Current exhibition

Liên Hoàng-Xuân & Kévin-Ademola Sangosanya “Last peep show before summer”

Meeting with artists
Thursday June 6 from 6 p.m. to 9 p.m.

The title of the exhibition by Liên Hoàng-Xuân and Kévin-Ademola Sangosanya, like a cabaret sign, entices everyone to offer whoever dares to enter “last peep show before summer”. Between the burlesque and the tragic, the eroticism that will be found within these walls nevertheless goes against everything one might have imagined.

It is in the baring of their hearts, the depths of their souls and the tumults of their beings, their hopes and secrets, their anxieties and regrets, that the two artists apply themselves to these walls. Material of their words and images, it is in their intertwining that everything is unveiled. In the haikus and golden words of Liên Hoàng-Xuân; in the fluorescent green and gothic letters of Kévin-Ademola Sangosanya. In the angels with wide wings of the former, her impossible cities, her untraceable landscapes; in the forked hands of the monsters of the latter, under the foliage of his sacred trees, in his irregular and infinite checkerboards.

Words and images float, commented on by each other, dissociated from one another, assembled, diverted. They seek an order to follow, stumbling. They create a gap through which to glimpse the reality of the two artists, what their practice is based on, what she and he find meaning, pleasure, and displeasure in.

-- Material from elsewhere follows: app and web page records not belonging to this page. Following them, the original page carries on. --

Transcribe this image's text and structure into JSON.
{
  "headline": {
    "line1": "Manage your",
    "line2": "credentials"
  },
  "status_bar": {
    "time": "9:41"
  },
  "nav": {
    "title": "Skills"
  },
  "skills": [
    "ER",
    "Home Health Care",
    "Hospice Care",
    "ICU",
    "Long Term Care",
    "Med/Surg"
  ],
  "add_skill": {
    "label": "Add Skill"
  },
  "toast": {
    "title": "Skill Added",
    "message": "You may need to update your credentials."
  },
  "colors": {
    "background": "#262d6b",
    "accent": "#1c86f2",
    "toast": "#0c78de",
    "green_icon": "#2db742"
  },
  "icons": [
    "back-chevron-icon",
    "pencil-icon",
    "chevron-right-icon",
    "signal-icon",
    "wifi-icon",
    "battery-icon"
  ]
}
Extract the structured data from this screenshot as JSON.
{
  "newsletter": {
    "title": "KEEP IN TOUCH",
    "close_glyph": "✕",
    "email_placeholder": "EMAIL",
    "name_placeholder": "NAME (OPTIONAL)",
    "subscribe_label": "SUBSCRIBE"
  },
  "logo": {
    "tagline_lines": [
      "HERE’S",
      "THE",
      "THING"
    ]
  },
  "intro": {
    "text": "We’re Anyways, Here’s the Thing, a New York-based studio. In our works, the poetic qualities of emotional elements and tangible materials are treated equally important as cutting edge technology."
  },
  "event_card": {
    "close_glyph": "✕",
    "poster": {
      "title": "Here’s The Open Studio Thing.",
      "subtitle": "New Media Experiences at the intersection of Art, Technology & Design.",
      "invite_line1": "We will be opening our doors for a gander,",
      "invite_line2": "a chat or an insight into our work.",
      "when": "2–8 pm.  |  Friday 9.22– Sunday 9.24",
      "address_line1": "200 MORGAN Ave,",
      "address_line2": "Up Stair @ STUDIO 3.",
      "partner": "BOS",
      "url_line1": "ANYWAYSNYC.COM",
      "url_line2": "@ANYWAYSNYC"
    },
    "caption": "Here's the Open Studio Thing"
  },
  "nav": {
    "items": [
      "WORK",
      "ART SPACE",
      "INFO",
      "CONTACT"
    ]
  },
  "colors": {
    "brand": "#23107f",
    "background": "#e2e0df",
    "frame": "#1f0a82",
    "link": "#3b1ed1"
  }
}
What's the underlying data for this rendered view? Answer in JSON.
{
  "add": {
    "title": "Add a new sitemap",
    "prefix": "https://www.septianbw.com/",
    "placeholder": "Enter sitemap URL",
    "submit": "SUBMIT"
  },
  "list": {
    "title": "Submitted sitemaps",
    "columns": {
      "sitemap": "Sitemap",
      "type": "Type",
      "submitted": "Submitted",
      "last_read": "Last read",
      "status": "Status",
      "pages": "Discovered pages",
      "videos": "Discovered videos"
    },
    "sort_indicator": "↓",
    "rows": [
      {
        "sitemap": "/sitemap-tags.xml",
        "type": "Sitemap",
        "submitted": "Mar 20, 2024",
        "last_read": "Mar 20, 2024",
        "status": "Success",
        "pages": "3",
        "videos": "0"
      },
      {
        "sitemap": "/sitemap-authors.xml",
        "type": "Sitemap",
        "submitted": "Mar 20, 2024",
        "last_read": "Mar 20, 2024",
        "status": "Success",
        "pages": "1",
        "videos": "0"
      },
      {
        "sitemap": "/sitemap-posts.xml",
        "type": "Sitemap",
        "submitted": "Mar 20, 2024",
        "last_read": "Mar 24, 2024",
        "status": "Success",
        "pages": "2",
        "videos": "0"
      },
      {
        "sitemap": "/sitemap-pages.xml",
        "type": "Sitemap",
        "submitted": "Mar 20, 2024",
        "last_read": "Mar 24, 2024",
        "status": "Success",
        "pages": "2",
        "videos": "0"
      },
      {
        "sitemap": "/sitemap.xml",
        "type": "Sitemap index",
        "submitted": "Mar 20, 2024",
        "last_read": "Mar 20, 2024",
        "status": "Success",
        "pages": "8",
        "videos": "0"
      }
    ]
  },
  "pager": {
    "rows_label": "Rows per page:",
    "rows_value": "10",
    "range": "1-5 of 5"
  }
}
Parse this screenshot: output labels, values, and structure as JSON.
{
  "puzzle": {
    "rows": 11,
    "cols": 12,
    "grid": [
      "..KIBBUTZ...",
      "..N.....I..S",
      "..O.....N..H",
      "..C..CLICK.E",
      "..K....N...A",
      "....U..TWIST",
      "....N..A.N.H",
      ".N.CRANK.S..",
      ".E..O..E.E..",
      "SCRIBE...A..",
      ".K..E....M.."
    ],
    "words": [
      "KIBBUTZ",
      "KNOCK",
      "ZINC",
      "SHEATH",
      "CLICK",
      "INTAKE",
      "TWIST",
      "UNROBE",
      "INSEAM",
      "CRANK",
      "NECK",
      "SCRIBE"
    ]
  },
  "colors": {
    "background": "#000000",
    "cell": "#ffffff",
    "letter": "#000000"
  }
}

What is the rest of the two artists deliver to us, precisely? What do their frantic inscriptions and mysterious figures say about her and him? Their all-over of intimate journals and sketchbooks patiently pasted on the walls of the gallery?

There seems to be little in common in the ways of Liên Hoàng-Xuân and Kévin-Ademola Sangosanya, except for an urgency to share what stirs them from within, to question the norms, social and political, that seek to control them from the outside, to invoke the intimate as a source of resilience and to find a companion to face the trials. To prevent dizziness, despair, or depression, to regain a sense, a direction, and to stick to it, the two artists adorn themselves with benevolent angels and demons, protective monsters and totemic animals, sacred leaves taken from a distant forest. These figures are sometimes called “apotropaic”. They ward off evil and accompany the being who is willing to receive them, who takes the risk of invoking them. It is with them that the two artists will spend the summer after their final strip.

Text written by Horya Makhlouf

Exhibition views

Liên Kévin

Video • Interview

Liên Hoàng-Xuân x Kévin-Ademola Sangosanya